● **YOUR INSTRUCTIONS**: In the material below, find every line containing "this" and copy that line.

● **DATASET CONTENT**:
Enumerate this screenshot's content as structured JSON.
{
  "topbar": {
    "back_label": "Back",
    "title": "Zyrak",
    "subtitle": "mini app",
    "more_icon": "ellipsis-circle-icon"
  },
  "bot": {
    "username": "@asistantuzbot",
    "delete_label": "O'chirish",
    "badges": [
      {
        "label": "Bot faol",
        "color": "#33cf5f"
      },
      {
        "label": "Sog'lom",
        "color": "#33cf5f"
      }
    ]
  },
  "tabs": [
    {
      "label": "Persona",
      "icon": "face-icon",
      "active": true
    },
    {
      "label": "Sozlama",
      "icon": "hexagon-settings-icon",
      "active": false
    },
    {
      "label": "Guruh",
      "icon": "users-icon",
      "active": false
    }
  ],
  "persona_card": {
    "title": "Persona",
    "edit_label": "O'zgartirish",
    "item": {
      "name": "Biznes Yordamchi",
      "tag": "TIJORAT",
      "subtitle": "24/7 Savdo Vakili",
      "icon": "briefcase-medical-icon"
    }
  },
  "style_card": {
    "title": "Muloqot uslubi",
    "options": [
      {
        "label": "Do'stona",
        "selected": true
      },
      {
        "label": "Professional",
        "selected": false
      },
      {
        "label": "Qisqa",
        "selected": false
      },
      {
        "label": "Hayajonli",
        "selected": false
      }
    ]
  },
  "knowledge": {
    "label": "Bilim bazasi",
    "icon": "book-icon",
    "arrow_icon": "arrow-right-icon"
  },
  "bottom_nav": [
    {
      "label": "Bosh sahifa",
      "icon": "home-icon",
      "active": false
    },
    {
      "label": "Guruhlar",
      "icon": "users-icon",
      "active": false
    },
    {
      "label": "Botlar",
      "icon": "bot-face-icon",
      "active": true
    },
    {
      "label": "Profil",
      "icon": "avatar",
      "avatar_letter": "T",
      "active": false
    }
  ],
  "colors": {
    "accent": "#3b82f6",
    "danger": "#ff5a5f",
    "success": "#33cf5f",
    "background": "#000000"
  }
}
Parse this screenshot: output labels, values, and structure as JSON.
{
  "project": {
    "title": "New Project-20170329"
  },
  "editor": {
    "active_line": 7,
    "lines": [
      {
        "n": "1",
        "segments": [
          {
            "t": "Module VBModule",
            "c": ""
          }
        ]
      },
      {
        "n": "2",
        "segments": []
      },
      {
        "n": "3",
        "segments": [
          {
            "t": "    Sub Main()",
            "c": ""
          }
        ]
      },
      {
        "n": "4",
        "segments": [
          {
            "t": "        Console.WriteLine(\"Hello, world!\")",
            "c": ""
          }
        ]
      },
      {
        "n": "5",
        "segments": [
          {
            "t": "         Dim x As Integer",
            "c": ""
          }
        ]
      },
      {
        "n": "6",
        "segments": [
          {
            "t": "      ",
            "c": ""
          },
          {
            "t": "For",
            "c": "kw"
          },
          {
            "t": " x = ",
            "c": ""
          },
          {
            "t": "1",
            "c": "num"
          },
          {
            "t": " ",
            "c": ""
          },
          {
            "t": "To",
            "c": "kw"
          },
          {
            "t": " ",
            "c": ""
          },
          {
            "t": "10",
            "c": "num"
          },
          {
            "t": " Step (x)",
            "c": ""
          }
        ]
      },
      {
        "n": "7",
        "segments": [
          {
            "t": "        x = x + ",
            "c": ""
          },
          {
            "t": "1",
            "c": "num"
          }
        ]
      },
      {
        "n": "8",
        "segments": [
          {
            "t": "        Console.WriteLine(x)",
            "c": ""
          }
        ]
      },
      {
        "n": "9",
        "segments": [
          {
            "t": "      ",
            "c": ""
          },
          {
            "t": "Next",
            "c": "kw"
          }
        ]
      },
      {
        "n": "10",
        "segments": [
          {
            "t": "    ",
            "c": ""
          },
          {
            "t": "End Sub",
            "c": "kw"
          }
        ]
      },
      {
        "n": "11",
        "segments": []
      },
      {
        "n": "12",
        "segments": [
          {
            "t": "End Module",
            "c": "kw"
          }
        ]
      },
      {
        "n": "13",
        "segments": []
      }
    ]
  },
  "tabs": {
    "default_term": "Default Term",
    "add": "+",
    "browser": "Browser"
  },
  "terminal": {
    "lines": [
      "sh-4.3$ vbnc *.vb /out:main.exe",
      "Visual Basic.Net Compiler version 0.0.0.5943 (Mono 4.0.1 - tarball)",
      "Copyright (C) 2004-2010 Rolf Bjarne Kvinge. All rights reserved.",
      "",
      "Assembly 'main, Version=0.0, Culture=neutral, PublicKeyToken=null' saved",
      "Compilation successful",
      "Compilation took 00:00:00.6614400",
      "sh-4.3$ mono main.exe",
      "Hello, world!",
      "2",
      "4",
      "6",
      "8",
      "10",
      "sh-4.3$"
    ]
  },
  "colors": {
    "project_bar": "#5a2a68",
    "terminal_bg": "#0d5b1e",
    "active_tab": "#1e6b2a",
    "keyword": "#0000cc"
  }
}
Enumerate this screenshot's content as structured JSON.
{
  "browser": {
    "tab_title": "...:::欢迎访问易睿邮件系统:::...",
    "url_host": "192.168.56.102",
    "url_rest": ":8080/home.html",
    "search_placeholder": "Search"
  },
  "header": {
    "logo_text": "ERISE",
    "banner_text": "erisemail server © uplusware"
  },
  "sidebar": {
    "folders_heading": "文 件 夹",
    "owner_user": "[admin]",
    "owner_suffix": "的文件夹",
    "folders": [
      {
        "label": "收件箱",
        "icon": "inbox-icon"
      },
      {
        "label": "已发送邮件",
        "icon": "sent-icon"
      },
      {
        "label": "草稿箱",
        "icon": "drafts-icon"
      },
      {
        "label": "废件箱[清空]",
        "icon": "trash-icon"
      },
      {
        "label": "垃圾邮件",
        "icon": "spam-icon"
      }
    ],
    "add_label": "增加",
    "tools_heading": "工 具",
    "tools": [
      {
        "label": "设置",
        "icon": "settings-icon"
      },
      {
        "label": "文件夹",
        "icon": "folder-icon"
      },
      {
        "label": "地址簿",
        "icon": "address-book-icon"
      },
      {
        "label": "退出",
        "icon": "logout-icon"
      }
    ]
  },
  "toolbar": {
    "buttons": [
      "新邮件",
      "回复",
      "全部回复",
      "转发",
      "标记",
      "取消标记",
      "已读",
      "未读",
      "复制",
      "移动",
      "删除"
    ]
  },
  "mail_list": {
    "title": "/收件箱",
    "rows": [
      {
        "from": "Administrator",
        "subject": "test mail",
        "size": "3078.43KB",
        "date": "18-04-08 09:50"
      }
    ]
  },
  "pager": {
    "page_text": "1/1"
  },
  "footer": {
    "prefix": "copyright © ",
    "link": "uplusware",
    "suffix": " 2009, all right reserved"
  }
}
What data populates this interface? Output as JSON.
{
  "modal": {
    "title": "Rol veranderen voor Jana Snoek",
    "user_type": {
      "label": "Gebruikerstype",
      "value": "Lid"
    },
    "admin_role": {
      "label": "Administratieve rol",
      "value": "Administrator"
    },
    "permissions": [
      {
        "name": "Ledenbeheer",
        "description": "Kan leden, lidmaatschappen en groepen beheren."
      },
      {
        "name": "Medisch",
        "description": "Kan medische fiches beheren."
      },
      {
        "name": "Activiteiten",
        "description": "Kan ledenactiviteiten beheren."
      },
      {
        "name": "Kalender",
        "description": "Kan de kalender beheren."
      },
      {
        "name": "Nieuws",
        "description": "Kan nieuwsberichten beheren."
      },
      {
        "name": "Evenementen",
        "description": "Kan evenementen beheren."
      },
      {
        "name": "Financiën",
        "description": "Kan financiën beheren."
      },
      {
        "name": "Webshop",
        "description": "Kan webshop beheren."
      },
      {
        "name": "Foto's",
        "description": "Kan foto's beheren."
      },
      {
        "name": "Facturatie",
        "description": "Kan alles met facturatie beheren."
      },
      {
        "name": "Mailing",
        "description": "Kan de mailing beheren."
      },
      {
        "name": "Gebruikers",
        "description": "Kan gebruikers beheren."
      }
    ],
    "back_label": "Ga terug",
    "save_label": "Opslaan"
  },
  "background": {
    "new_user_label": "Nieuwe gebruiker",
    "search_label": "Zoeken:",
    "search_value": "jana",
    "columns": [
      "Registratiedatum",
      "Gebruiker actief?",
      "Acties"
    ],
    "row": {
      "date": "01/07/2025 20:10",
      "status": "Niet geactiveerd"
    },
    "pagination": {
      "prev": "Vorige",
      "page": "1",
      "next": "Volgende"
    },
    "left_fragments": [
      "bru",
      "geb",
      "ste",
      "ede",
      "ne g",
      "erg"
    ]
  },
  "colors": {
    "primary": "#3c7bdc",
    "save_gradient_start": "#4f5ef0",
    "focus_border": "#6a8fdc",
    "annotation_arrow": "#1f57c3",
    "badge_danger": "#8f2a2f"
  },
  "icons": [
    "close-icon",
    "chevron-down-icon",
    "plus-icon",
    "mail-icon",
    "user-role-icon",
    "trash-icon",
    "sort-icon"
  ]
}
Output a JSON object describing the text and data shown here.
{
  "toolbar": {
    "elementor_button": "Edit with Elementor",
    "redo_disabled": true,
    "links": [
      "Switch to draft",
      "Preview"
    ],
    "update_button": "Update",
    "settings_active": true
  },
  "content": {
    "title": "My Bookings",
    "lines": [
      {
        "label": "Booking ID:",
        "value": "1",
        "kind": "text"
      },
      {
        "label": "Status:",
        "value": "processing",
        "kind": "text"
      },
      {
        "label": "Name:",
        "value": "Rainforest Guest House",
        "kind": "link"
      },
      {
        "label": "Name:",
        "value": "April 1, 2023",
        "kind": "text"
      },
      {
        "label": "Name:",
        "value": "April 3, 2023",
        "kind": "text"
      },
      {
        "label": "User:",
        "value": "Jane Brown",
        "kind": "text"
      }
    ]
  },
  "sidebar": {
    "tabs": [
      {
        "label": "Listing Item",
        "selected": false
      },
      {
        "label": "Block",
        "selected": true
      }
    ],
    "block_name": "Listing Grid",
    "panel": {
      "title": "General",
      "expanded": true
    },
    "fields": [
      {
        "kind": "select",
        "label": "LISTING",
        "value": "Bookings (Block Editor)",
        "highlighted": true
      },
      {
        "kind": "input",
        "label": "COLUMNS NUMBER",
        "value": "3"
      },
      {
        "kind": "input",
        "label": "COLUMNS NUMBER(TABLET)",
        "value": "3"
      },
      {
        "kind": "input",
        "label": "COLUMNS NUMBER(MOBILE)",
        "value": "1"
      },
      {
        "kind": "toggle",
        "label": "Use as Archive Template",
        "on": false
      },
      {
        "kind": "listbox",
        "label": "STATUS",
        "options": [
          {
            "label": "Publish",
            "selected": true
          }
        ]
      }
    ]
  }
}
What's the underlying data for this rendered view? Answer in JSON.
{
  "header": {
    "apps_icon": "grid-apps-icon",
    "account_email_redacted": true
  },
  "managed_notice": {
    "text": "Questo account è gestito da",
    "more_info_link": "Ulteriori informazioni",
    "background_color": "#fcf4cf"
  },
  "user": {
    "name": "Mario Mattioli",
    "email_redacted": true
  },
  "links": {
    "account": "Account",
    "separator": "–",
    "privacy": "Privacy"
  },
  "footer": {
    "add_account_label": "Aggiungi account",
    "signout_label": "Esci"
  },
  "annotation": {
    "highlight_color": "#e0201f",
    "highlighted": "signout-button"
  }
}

● **RESPONSE BOX**:
Enumerate this screenshot's content as structured JSON.
Parse this screenshot: output labels, values, and structure as JSON.
Enumerate this screenshot's content as structured JSON.
What data populates this interface? Output as JSON.
What's the underlying data for this rendered view? Answer in JSON.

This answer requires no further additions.